Exercise instructions:
A word-for-word copy of the listing that follows is required.

Extracted records:
-- Opening Marker --
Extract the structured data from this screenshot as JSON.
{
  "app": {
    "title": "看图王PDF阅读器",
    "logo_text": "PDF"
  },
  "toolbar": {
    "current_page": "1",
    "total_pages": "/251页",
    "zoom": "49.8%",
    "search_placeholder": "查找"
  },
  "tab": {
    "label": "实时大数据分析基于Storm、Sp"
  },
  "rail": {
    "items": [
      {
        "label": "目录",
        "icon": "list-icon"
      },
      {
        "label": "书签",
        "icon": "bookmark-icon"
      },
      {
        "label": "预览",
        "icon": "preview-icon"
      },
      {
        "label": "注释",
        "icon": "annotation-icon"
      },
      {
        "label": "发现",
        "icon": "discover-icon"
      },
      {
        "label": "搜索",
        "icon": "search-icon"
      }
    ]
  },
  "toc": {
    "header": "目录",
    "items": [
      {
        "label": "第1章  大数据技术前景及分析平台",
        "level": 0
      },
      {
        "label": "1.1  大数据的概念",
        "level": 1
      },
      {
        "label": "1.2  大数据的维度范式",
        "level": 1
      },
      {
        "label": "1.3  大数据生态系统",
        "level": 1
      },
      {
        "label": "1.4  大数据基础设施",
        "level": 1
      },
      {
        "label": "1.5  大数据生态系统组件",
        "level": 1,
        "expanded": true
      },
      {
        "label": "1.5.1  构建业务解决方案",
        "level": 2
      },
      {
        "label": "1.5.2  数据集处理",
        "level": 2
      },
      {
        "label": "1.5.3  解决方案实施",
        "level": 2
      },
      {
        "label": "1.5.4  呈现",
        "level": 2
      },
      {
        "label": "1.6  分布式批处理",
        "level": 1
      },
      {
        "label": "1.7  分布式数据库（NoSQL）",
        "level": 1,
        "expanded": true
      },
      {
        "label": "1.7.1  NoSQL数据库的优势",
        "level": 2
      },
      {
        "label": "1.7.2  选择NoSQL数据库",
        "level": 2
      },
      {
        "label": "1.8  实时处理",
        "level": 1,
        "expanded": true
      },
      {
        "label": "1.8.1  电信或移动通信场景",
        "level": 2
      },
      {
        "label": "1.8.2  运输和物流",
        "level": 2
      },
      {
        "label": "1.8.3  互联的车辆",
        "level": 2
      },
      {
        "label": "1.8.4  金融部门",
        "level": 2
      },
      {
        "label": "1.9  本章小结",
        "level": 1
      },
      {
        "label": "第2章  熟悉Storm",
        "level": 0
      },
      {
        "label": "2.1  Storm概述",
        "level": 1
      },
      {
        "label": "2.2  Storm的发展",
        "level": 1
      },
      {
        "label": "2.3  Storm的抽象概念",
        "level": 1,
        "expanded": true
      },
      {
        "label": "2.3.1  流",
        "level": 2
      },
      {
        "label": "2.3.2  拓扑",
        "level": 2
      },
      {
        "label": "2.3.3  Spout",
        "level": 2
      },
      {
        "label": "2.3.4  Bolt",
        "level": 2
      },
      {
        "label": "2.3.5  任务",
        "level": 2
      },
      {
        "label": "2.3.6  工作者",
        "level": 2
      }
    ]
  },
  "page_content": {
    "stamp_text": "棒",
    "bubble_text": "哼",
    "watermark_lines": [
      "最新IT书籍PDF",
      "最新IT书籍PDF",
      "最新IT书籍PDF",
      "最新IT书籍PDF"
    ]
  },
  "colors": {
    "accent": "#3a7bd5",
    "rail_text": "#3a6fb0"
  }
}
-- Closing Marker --
Answer below:
Extract the structured data from this screenshot as JSON.
{
  "app": {
    "title": "看图王PDF阅读器",
    "logo_text": "PDF"
  },
  "toolbar": {
    "current_page": "1",
    "total_pages": "/251页",
    "zoom": "49.8%",
    "search_placeholder": "查找"
  },
  "tab": {
    "label": "实时大数据分析基于Storm、Sp"
  },
  "rail": {
    "items": [
      {
        "label": "目录",
        "icon": "list-icon"
      },
      {
        "label": "书签",
        "icon": "bookmark-icon"
      },
      {
        "label": "预览",
        "icon": "preview-icon"
      },
      {
        "label": "注释",
        "icon": "annotation-icon"
      },
      {
        "label": "发现",
        "icon": "discover-icon"
      },
      {
        "label": "搜索",
        "icon": "search-icon"
      }
    ]
  },
  "toc": {
    "header": "目录",
    "items": [
      {
        "label": "第1章  大数据技术前景及分析平台",
        "level": 0
      },
      {
        "label": "1.1  大数据的概念",
        "level": 1
      },
      {
        "label": "1.2  大数据的维度范式",
        "level": 1
      },
      {
        "label": "1.3  大数据生态系统",
        "level": 1
      },
      {
        "label": "1.4  大数据基础设施",
        "level": 1
      },
      {
        "label": "1.5  大数据生态系统组件",
        "level": 1,
        "expanded": true
      },
      {
        "label": "1.5.1  构建业务解决方案",
        "level": 2
      },
      {
        "label": "1.5.2  数据集处理",
        "level": 2
      },
      {
        "label": "1.5.3  解决方案实施",
        "level": 2
      },
      {
        "label": "1.5.4  呈现",
        "level": 2
      },
      {
        "label": "1.6  分布式批处理",
        "level": 1
      },
      {
        "label": "1.7  分布式数据库（NoSQL）",
        "level": 1,
        "expanded": true
      },
      {
        "label": "1.7.1  NoSQL数据库的优势",
        "level": 2
      },
      {
        "label": "1.7.2  选择NoSQL数据库",
        "level": 2
      },
      {
        "label": "1.8  实时处理",
        "level": 1,
        "expanded": true
      },
      {
        "label": "1.8.1  电信或移动通信场景",
        "level": 2
      },
      {
        "label": "1.8.2  运输和物流",
        "level": 2
      },
      {
        "label": "1.8.3  互联的车辆",
        "level": 2
      },
      {
        "label": "1.8.4  金融部门",
        "level": 2
      },
      {
        "label": "1.9  本章小结",
        "level": 1
      },
      {
        "label": "第2章  熟悉Storm",
        "level": 0
      },
      {
        "label": "2.1  Storm概述",
        "level": 1
      },
      {
        "label": "2.2  Storm的发展",
        "level": 1
      },
      {
        "label": "2.3  Storm的抽象概念",
        "level": 1,
        "expanded": true
      },
      {
        "label": "2.3.1  流",
        "level": 2
      },
      {
        "label": "2.3.2  拓扑",
        "level": 2
      },
      {
        "label": "2.3.3  Spout",
        "level": 2
      },
      {
        "label": "2.3.4  Bolt",
        "level": 2
      },
      {
        "label": "2.3.5  任务",
        "level": 2
      },
      {
        "label": "2.3.6  工作者",
        "level": 2
      }
    ]
  },
  "page_content": {
    "stamp_text": "棒",
    "bubble_text": "哼",
    "watermark_lines": [
      "最新IT书籍PDF",
      "最新IT书籍PDF",
      "最新IT书籍PDF",
      "最新IT书籍PDF"
    ]
  },
  "colors": {
    "accent": "#3a7bd5",
    "rail_text": "#3a6fb0"
  }
}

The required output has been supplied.